WORK TASK: How many lines in the material below include the word "khẩu"? Give only the number.

-- PROVIDED DATA follows --

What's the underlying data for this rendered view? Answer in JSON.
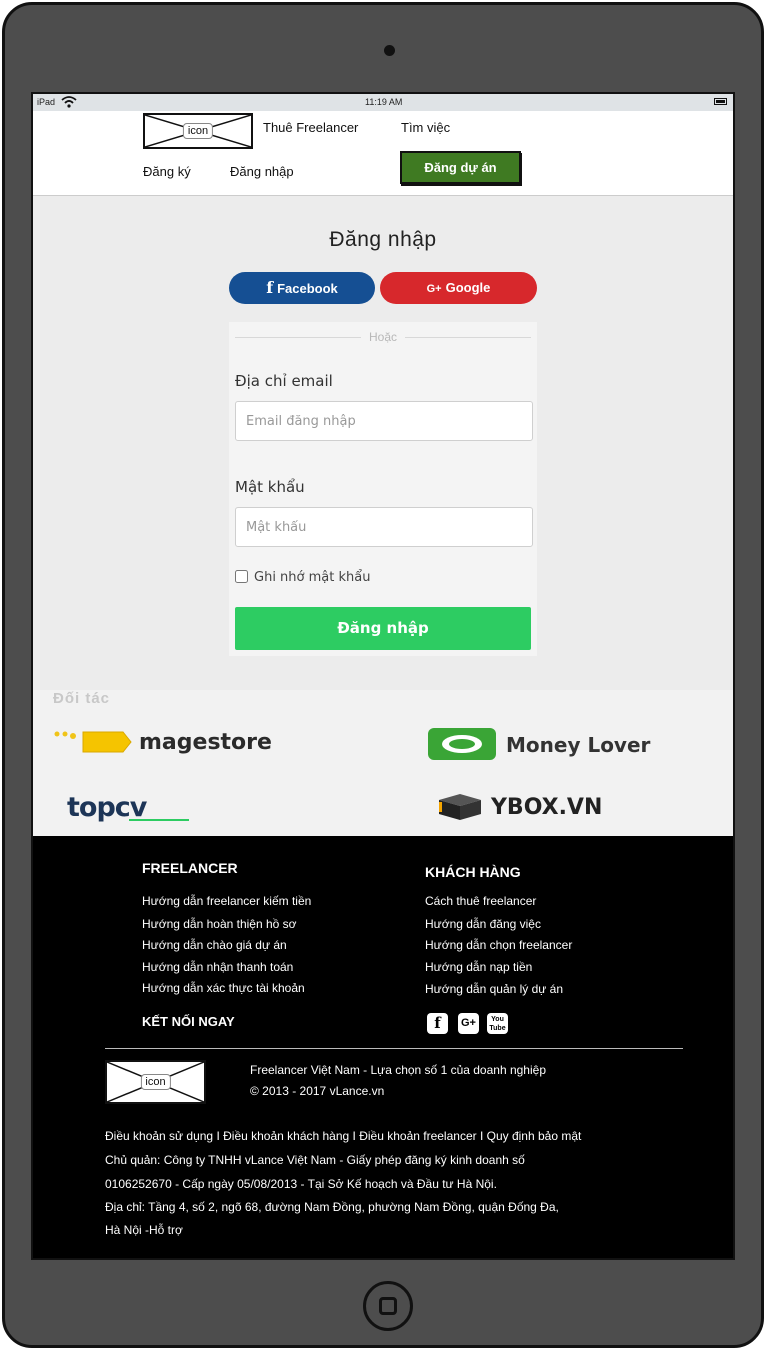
{
  "status": {
    "device": "iPad",
    "time": "11:19 AM"
  },
  "header": {
    "logo_label": "icon",
    "nav": {
      "hire": "Thuê Freelancer",
      "find_job": "Tìm việc",
      "register": "Đăng ký",
      "login": "Đăng nhập"
    },
    "post_project": "Đăng dự án"
  },
  "login": {
    "title": "Đăng nhập",
    "facebook": "Facebook",
    "google": "Google",
    "google_icon_text": "G+",
    "or": "Hoặc",
    "email_label": "Địa chỉ email",
    "email_placeholder": "Email đăng nhập",
    "password_label": "Mật khẩu",
    "password_placeholder": "Mật khẩu",
    "remember": "Ghi nhớ mật khẩu",
    "submit": "Đăng nhập"
  },
  "partners": {
    "title": "Đối tác",
    "items": [
      "magestore",
      "Money Lover",
      "topcv",
      "YBOX.VN"
    ]
  },
  "footer": {
    "col1": {
      "title": "FREELANCER",
      "links": [
        "Hướng dẫn freelancer kiếm tiền",
        "Hướng dẫn hoàn thiện hồ sơ",
        "Hướng dẫn chào giá dự án",
        "Hướng dẫn nhận thanh toán",
        "Hướng dẫn xác thực tài khoản"
      ]
    },
    "col2": {
      "title": "KHÁCH HÀNG",
      "links": [
        "Cách thuê freelancer",
        "Hướng dẫn đăng việc",
        "Hướng dẫn chọn freelancer",
        "Hướng dẫn nạp tiền",
        "Hướng dẫn quản lý dự án"
      ]
    },
    "connect": "KẾT NỐI NGAY",
    "social": [
      "f",
      "G+",
      "You Tube"
    ],
    "logo_label": "icon",
    "tagline": "Freelancer Việt Nam - Lựa chọn số 1 của doanh nghiệp",
    "copyright": "© 2013 - 2017 vLance.vn",
    "legal_links": "Điều khoản sử dụng I Điều khoản khách hàng I Điều khoản freelancer I Quy định bảo mật",
    "owner_1": "Chủ quản: Công ty TNHH vLance Việt Nam - Giấy phép đăng ký kinh doanh số",
    "owner_2": "0106252670 - Cấp ngày 05/08/2013 - Tại Sở Kế hoạch và Đầu tư Hà Nội.",
    "address_1": "Địa chỉ: Tầng 4, số 2, ngõ 68, đường Nam Đồng, phường Nam Đồng, quận Đống Đa,",
    "address_2": "Hà Nội -Hỗ trợ"
  }
}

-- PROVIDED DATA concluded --

RESPONSE TO THIS EXERCISE: 3